§ **Required action**:
Leave every picture out, and print the full listing again exactly.

§ **Records**:
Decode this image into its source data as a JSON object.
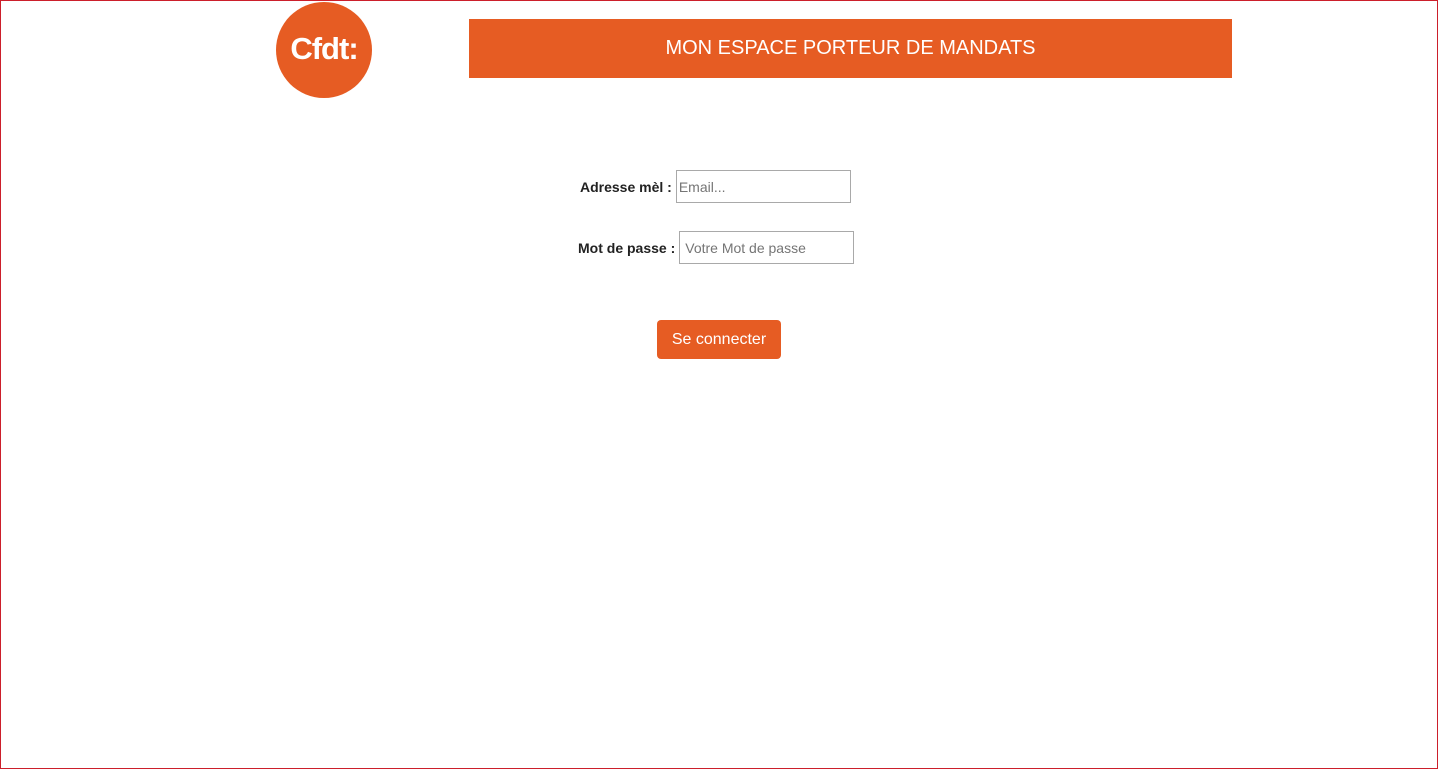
{
  "colors": {
    "brand": "#e65c23",
    "frame_border": "#cc1f2b"
  },
  "logo": {
    "text": "Cfdt:"
  },
  "header": {
    "title": "MON ESPACE PORTEUR DE MANDATS"
  },
  "form": {
    "email": {
      "label": "Adresse mèl :",
      "value": "",
      "placeholder": "Email..."
    },
    "password": {
      "label": "Mot de passe :",
      "value": "",
      "placeholder": "Votre Mot de passe"
    },
    "submit_label": "Se connecter"
  }
}
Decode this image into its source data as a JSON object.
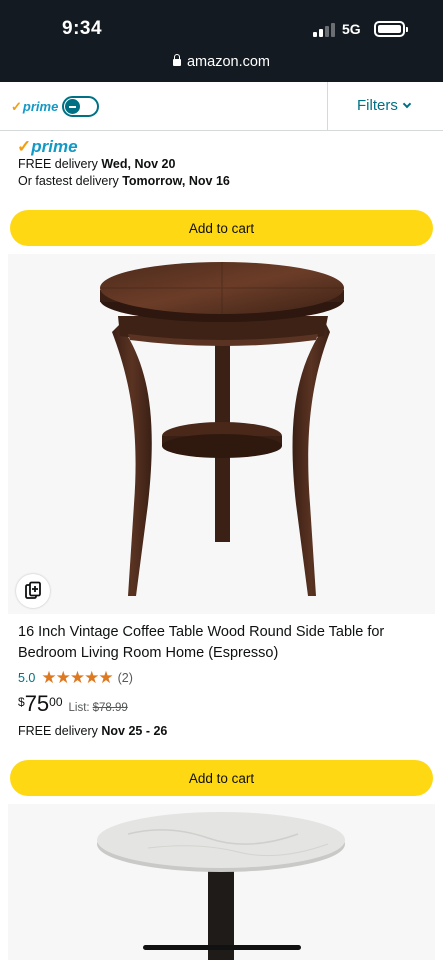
{
  "status_bar": {
    "time": "9:34",
    "network": "5G",
    "signal_bars_active": 2,
    "signal_bars_total": 4,
    "battery_icon": "battery-full-icon"
  },
  "browser": {
    "url": "amazon.com",
    "lock_icon": "lock-icon"
  },
  "filter_bar": {
    "prime_label": "prime",
    "prime_toggle_on": true,
    "filters_label": "Filters"
  },
  "prev_product": {
    "prime_badge": "prime",
    "delivery_prefix": "FREE delivery ",
    "delivery_date": "Wed, Nov 20",
    "fastest_prefix": "Or fastest delivery ",
    "fastest_date": "Tomorrow, Nov 16",
    "add_to_cart": "Add to cart"
  },
  "product": {
    "title": "16 Inch Vintage Coffee Table Wood Round Side Table for Bedroom Living Room Home (Espresso)",
    "rating": "5.0",
    "stars_display": "★★★★★",
    "rating_count": "(2)",
    "price_symbol": "$",
    "price_whole": "75",
    "price_fraction": "00",
    "list_label": "List:",
    "list_price": "$78.99",
    "delivery_prefix": "FREE delivery ",
    "delivery_date": "Nov 25 - 26",
    "add_to_cart": "Add to cart",
    "compare_icon": "compare-icon"
  },
  "colors": {
    "header_bg": "#131a22",
    "accent_link": "#007185",
    "prime_blue": "#1399c6",
    "star_orange": "#de7921",
    "cart_button": "#ffd814"
  }
}
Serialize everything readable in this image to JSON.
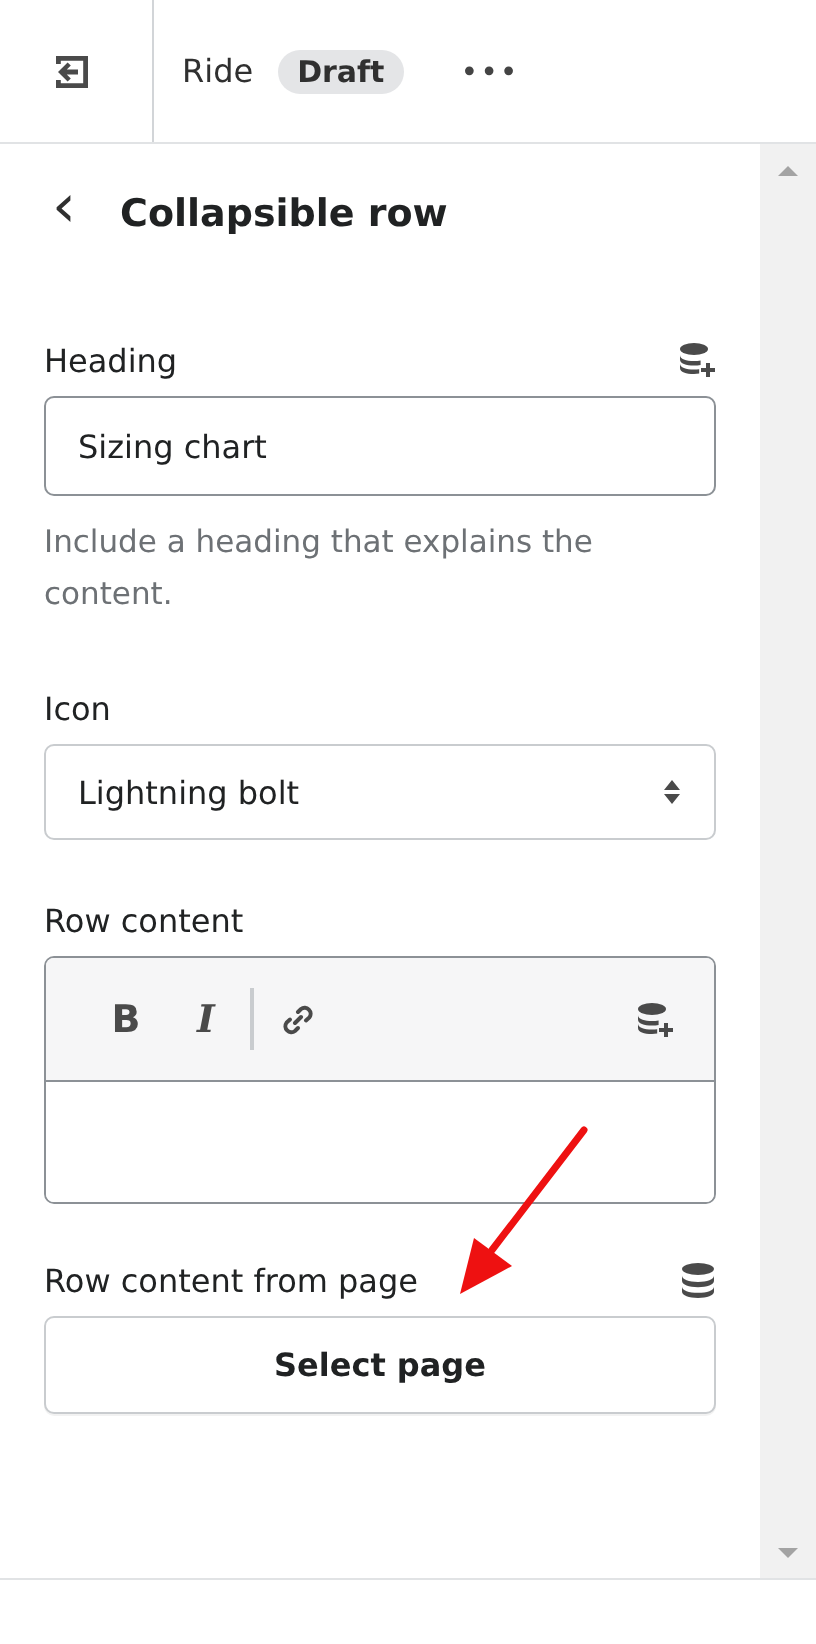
{
  "top_bar": {
    "title": "Ride",
    "status_badge": "Draft",
    "more_menu": "•••"
  },
  "panel": {
    "back": "‹",
    "title": "Collapsible row"
  },
  "fields": [
    {
      "kind": "text",
      "label": "Heading",
      "value": "Sizing chart",
      "help": "Include a heading that explains the content."
    },
    {
      "kind": "select",
      "label": "Icon",
      "value": "Lightning bolt"
    },
    {
      "kind": "richtext",
      "label": "Row content",
      "toolbar": [
        "B",
        "I"
      ]
    },
    {
      "kind": "picker",
      "label": "Row content from page",
      "button": "Select page"
    }
  ]
}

§ **Exercise solution**:
Decode this image into its source data as a JSON object.
{
  "colors": {
    "brand": "#e65c23",
    "frame_border": "#cc1f2b"
  },
  "logo": {
    "text": "Cfdt:"
  },
  "header": {
    "title": "MON ESPACE PORTEUR DE MANDATS"
  },
  "form": {
    "email": {
      "label": "Adresse mèl :",
      "value": "",
      "placeholder": "Email..."
    },
    "password": {
      "label": "Mot de passe :",
      "value": "",
      "placeholder": "Votre Mot de passe"
    },
    "submit_label": "Se connecter"
  }
}
Decode this image into its source data as a JSON object.
{
  "status_bar": {
    "time": "9:34",
    "network": "5G",
    "signal_bars_active": 2,
    "signal_bars_total": 4,
    "battery_icon": "battery-full-icon"
  },
  "browser": {
    "url": "amazon.com",
    "lock_icon": "lock-icon"
  },
  "filter_bar": {
    "prime_label": "prime",
    "prime_toggle_on": true,
    "filters_label": "Filters"
  },
  "prev_product": {
    "prime_badge": "prime",
    "delivery_prefix": "FREE delivery ",
    "delivery_date": "Wed, Nov 20",
    "fastest_prefix": "Or fastest delivery ",
    "fastest_date": "Tomorrow, Nov 16",
    "add_to_cart": "Add to cart"
  },
  "product": {
    "title": "16 Inch Vintage Coffee Table Wood Round Side Table for Bedroom Living Room Home (Espresso)",
    "rating": "5.0",
    "stars_display": "★★★★★",
    "rating_count": "(2)",
    "price_symbol": "$",
    "price_whole": "75",
    "price_fraction": "00",
    "list_label": "List:",
    "list_price": "$78.99",
    "delivery_prefix": "FREE delivery ",
    "delivery_date": "Nov 25 - 26",
    "add_to_cart": "Add to cart",
    "compare_icon": "compare-icon"
  },
  "colors": {
    "header_bg": "#131a22",
    "accent_link": "#007185",
    "prime_blue": "#1399c6",
    "star_orange": "#de7921",
    "cart_button": "#ffd814"
  }
}
Serialize everything readable in this image to JSON.
{
  "top_bar": {
    "title": "Ride",
    "status_badge": "Draft",
    "more_menu": "•••"
  },
  "panel": {
    "back": "‹",
    "title": "Collapsible row"
  },
  "fields": [
    {
      "kind": "text",
      "label": "Heading",
      "value": "Sizing chart",
      "help": "Include a heading that explains the content."
    },
    {
      "kind": "select",
      "label": "Icon",
      "value": "Lightning bolt"
    },
    {
      "kind": "richtext",
      "label": "Row content",
      "toolbar": [
        "B",
        "I"
      ]
    },
    {
      "kind": "picker",
      "label": "Row content from page",
      "button": "Select page"
    }
  ]
}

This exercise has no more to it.